*SUPPLIED DATA*
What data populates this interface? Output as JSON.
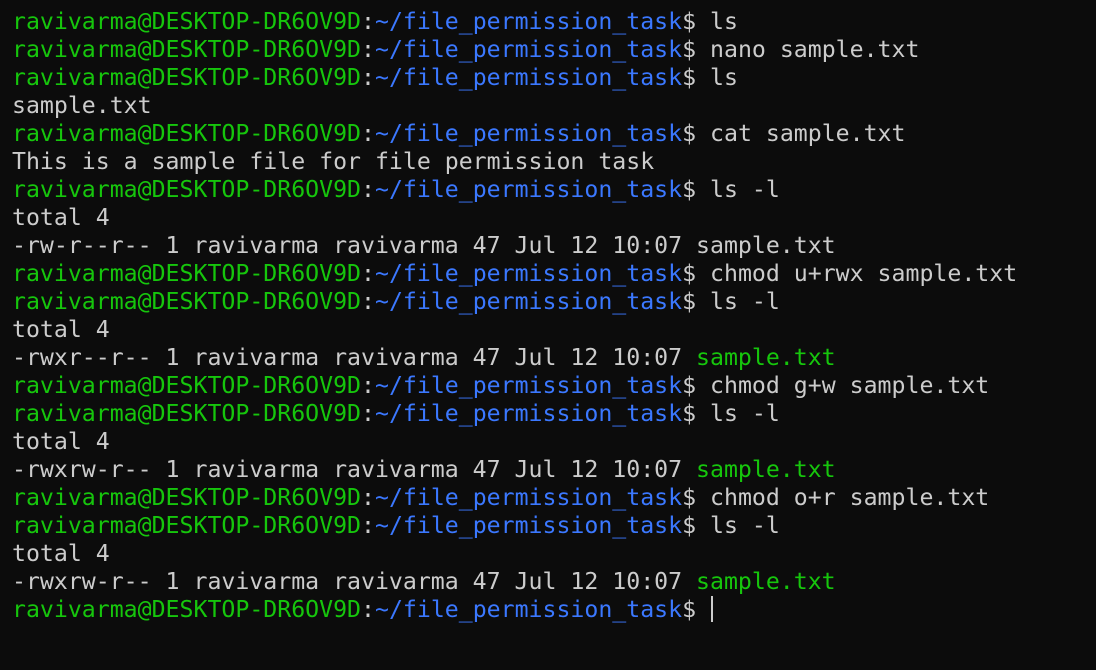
{
  "prompt": {
    "user_host": "ravivarma@DESKTOP-DR6OV9D",
    "colon": ":",
    "path": "~/file_permission_task",
    "symbol": "$"
  },
  "lines": [
    {
      "type": "command",
      "text": " ls"
    },
    {
      "type": "command",
      "text": " nano sample.txt"
    },
    {
      "type": "command",
      "text": " ls"
    },
    {
      "type": "output",
      "text": "sample.txt"
    },
    {
      "type": "command",
      "text": " cat sample.txt"
    },
    {
      "type": "output",
      "text": "This is a sample file for file permission task"
    },
    {
      "type": "command",
      "text": " ls -l"
    },
    {
      "type": "output",
      "text": "total 4"
    },
    {
      "type": "listing",
      "text": "-rw-r--r-- 1 ravivarma ravivarma 47 Jul 12 10:07 ",
      "file": "sample.txt",
      "executable": false
    },
    {
      "type": "command",
      "text": " chmod u+rwx sample.txt"
    },
    {
      "type": "command",
      "text": " ls -l"
    },
    {
      "type": "output",
      "text": "total 4"
    },
    {
      "type": "listing",
      "text": "-rwxr--r-- 1 ravivarma ravivarma 47 Jul 12 10:07 ",
      "file": "sample.txt",
      "executable": true
    },
    {
      "type": "command",
      "text": " chmod g+w sample.txt"
    },
    {
      "type": "command",
      "text": " ls -l"
    },
    {
      "type": "output",
      "text": "total 4"
    },
    {
      "type": "listing",
      "text": "-rwxrw-r-- 1 ravivarma ravivarma 47 Jul 12 10:07 ",
      "file": "sample.txt",
      "executable": true
    },
    {
      "type": "command",
      "text": " chmod o+r sample.txt"
    },
    {
      "type": "command",
      "text": " ls -l"
    },
    {
      "type": "output",
      "text": "total 4"
    },
    {
      "type": "listing",
      "text": "-rwxrw-r-- 1 ravivarma ravivarma 47 Jul 12 10:07 ",
      "file": "sample.txt",
      "executable": true
    },
    {
      "type": "input",
      "text": " "
    }
  ],
  "colors": {
    "background": "#0c0c0c",
    "prompt_user": "#16c60c",
    "prompt_path": "#3b78ff",
    "text": "#cccccc",
    "executable_file": "#16c60c"
  }
}
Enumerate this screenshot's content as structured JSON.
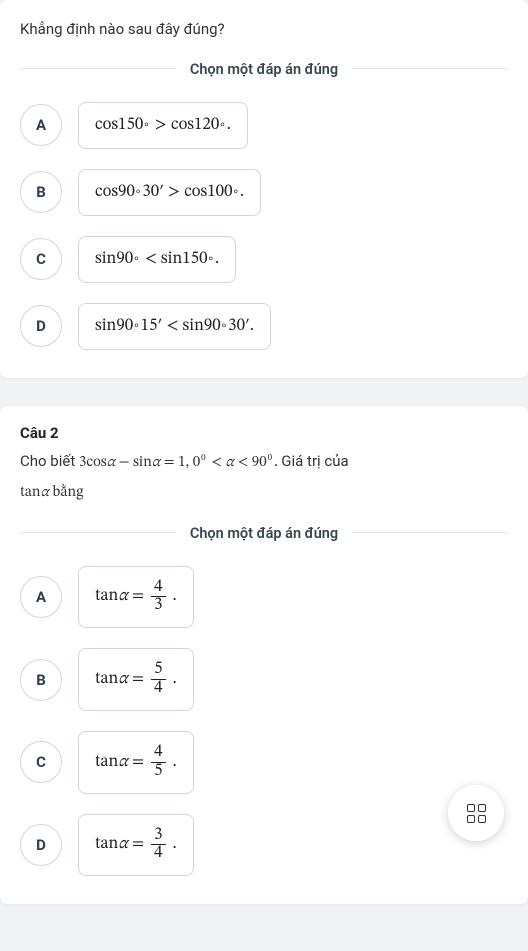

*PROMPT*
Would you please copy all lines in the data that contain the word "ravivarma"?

*TASK OUTPUT*
    "user_host": "ravivarma@DESKTOP-DR6OV9D",
      "text": "-rw-r--r-- 1 ravivarma ravivarma 47 Jul 12 10:07 ",
      "text": "-rwxr--r-- 1 ravivarma ravivarma 47 Jul 12 10:07 ",
      "text": "-rwxrw-r-- 1 ravivarma ravivarma 47 Jul 12 10:07 ",
      "text": "-rwxrw-r-- 1 ravivarma ravivarma 47 Jul 12 10:07 ",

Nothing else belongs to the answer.